** Your instructions **
All of the data that follows should be output again without any alteration.
The input: Begin
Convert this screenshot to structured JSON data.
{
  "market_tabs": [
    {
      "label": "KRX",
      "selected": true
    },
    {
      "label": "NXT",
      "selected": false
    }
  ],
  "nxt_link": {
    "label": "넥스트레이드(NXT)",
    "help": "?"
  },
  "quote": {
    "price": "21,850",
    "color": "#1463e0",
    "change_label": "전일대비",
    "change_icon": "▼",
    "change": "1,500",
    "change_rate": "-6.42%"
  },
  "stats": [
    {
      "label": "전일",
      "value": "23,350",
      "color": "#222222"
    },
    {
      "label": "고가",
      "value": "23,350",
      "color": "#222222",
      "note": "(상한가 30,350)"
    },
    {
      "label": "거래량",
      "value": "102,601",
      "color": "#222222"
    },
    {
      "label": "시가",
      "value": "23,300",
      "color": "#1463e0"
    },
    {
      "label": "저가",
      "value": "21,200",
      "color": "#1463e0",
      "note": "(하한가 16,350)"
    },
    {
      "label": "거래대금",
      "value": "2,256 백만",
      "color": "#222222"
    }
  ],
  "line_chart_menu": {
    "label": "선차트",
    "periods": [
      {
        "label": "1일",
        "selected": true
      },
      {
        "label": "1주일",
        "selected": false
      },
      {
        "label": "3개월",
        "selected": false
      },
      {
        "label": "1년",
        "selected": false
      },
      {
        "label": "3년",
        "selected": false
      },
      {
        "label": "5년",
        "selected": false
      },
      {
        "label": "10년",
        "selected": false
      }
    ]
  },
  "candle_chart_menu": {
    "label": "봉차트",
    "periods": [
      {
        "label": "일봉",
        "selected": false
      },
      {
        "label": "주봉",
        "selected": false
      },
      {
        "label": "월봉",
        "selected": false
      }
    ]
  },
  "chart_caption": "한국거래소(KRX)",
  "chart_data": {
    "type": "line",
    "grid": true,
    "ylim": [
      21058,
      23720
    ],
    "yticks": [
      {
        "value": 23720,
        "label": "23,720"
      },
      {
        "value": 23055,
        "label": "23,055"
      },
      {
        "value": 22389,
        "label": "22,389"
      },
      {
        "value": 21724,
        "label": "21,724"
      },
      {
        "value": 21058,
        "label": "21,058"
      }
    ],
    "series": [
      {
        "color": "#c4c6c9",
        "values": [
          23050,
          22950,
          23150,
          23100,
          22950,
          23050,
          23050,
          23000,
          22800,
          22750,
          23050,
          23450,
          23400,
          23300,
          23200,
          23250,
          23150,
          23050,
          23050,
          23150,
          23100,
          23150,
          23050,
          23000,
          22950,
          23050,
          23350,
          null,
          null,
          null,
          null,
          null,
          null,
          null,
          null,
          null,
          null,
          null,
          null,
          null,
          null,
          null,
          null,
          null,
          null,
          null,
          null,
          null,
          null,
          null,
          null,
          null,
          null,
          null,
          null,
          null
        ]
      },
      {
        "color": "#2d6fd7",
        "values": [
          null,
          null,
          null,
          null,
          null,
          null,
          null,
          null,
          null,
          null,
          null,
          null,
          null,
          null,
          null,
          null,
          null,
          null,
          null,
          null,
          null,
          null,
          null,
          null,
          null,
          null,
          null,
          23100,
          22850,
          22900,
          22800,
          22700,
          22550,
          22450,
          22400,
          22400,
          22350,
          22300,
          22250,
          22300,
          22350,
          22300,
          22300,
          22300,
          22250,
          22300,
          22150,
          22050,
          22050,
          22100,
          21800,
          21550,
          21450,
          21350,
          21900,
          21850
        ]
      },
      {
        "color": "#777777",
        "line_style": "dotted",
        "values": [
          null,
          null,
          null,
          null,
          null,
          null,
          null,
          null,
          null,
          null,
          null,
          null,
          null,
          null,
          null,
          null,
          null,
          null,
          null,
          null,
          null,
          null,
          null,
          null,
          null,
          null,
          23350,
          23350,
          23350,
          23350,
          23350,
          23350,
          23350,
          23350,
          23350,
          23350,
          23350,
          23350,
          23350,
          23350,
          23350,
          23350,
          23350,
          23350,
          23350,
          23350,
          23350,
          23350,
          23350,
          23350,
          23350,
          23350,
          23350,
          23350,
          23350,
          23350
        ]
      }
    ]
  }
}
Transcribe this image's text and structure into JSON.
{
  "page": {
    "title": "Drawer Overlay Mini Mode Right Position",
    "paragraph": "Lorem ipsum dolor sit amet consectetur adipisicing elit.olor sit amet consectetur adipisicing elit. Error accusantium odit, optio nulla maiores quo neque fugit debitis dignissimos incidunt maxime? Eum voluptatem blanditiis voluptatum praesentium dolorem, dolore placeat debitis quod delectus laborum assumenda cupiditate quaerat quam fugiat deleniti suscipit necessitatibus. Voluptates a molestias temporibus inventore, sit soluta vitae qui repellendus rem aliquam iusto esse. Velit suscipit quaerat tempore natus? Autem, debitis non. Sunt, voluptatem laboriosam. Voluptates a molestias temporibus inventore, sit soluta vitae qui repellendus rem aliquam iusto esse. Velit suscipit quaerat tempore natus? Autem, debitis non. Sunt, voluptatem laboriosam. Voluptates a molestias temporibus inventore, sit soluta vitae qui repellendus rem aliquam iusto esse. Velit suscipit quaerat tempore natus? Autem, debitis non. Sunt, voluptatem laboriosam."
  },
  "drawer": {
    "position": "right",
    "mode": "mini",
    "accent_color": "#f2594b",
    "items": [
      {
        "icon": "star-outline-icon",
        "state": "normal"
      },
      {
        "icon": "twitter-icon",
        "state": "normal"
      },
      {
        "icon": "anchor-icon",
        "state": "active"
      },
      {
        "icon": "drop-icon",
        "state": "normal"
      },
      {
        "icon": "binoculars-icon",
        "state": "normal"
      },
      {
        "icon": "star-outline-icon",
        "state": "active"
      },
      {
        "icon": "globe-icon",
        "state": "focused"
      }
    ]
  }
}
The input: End
** Reply **
Convert this screenshot to structured JSON data.
{
  "market_tabs": [
    {
      "label": "KRX",
      "selected": true
    },
    {
      "label": "NXT",
      "selected": false
    }
  ],
  "nxt_link": {
    "label": "넥스트레이드(NXT)",
    "help": "?"
  },
  "quote": {
    "price": "21,850",
    "color": "#1463e0",
    "change_label": "전일대비",
    "change_icon": "▼",
    "change": "1,500",
    "change_rate": "-6.42%"
  },
  "stats": [
    {
      "label": "전일",
      "value": "23,350",
      "color": "#222222"
    },
    {
      "label": "고가",
      "value": "23,350",
      "color": "#222222",
      "note": "(상한가 30,350)"
    },
    {
      "label": "거래량",
      "value": "102,601",
      "color": "#222222"
    },
    {
      "label": "시가",
      "value": "23,300",
      "color": "#1463e0"
    },
    {
      "label": "저가",
      "value": "21,200",
      "color": "#1463e0",
      "note": "(하한가 16,350)"
    },
    {
      "label": "거래대금",
      "value": "2,256 백만",
      "color": "#222222"
    }
  ],
  "line_chart_menu": {
    "label": "선차트",
    "periods": [
      {
        "label": "1일",
        "selected": true
      },
      {
        "label": "1주일",
        "selected": false
      },
      {
        "label": "3개월",
        "selected": false
      },
      {
        "label": "1년",
        "selected": false
      },
      {
        "label": "3년",
        "selected": false
      },
      {
        "label": "5년",
        "selected": false
      },
      {
        "label": "10년",
        "selected": false
      }
    ]
  },
  "candle_chart_menu": {
    "label": "봉차트",
    "periods": [
      {
        "label": "일봉",
        "selected": false
      },
      {
        "label": "주봉",
        "selected": false
      },
      {
        "label": "월봉",
        "selected": false
      }
    ]
  },
  "chart_caption": "한국거래소(KRX)",
  "chart_data": {
    "type": "line",
    "grid": true,
    "ylim": [
      21058,
      23720
    ],
    "yticks": [
      {
        "value": 23720,
        "label": "23,720"
      },
      {
        "value": 23055,
        "label": "23,055"
      },
      {
        "value": 22389,
        "label": "22,389"
      },
      {
        "value": 21724,
        "label": "21,724"
      },
      {
        "value": 21058,
        "label": "21,058"
      }
    ],
    "series": [
      {
        "color": "#c4c6c9",
        "values": [
          23050,
          22950,
          23150,
          23100,
          22950,
          23050,
          23050,
          23000,
          22800,
          22750,
          23050,
          23450,
          23400,
          23300,
          23200,
          23250,
          23150,
          23050,
          23050,
          23150,
          23100,
          23150,
          23050,
          23000,
          22950,
          23050,
          23350,
          null,
          null,
          null,
          null,
          null,
          null,
          null,
          null,
          null,
          null,
          null,
          null,
          null,
          null,
          null,
          null,
          null,
          null,
          null,
          null,
          null,
          null,
          null,
          null,
          null,
          null,
          null,
          null,
          null
        ]
      },
      {
        "color": "#2d6fd7",
        "values": [
          null,
          null,
          null,
          null,
          null,
          null,
          null,
          null,
          null,
          null,
          null,
          null,
          null,
          null,
          null,
          null,
          null,
          null,
          null,
          null,
          null,
          null,
          null,
          null,
          null,
          null,
          null,
          23100,
          22850,
          22900,
          22800,
          22700,
          22550,
          22450,
          22400,
          22400,
          22350,
          22300,
          22250,
          22300,
          22350,
          22300,
          22300,
          22300,
          22250,
          22300,
          22150,
          22050,
          22050,
          22100,
          21800,
          21550,
          21450,
          21350,
          21900,
          21850
        ]
      },
      {
        "color": "#777777",
        "line_style": "dotted",
        "values": [
          null,
          null,
          null,
          null,
          null,
          null,
          null,
          null,
          null,
          null,
          null,
          null,
          null,
          null,
          null,
          null,
          null,
          null,
          null,
          null,
          null,
          null,
          null,
          null,
          null,
          null,
          23350,
          23350,
          23350,
          23350,
          23350,
          23350,
          23350,
          23350,
          23350,
          23350,
          23350,
          23350,
          23350,
          23350,
          23350,
          23350,
          23350,
          23350,
          23350,
          23350,
          23350,
          23350,
          23350,
          23350,
          23350,
          23350,
          23350,
          23350,
          23350,
          23350
        ]
      }
    ]
  }
}
Transcribe this image's text and structure into JSON.
{
  "page": {
    "title": "Drawer Overlay Mini Mode Right Position",
    "paragraph": "Lorem ipsum dolor sit amet consectetur adipisicing elit.olor sit amet consectetur adipisicing elit. Error accusantium odit, optio nulla maiores quo neque fugit debitis dignissimos incidunt maxime? Eum voluptatem blanditiis voluptatum praesentium dolorem, dolore placeat debitis quod delectus laborum assumenda cupiditate quaerat quam fugiat deleniti suscipit necessitatibus. Voluptates a molestias temporibus inventore, sit soluta vitae qui repellendus rem aliquam iusto esse. Velit suscipit quaerat tempore natus? Autem, debitis non. Sunt, voluptatem laboriosam. Voluptates a molestias temporibus inventore, sit soluta vitae qui repellendus rem aliquam iusto esse. Velit suscipit quaerat tempore natus? Autem, debitis non. Sunt, voluptatem laboriosam. Voluptates a molestias temporibus inventore, sit soluta vitae qui repellendus rem aliquam iusto esse. Velit suscipit quaerat tempore natus? Autem, debitis non. Sunt, voluptatem laboriosam."
  },
  "drawer": {
    "position": "right",
    "mode": "mini",
    "accent_color": "#f2594b",
    "items": [
      {
        "icon": "star-outline-icon",
        "state": "normal"
      },
      {
        "icon": "twitter-icon",
        "state": "normal"
      },
      {
        "icon": "anchor-icon",
        "state": "active"
      },
      {
        "icon": "drop-icon",
        "state": "normal"
      },
      {
        "icon": "binoculars-icon",
        "state": "normal"
      },
      {
        "icon": "star-outline-icon",
        "state": "active"
      },
      {
        "icon": "globe-icon",
        "state": "focused"
      }
    ]
  }
}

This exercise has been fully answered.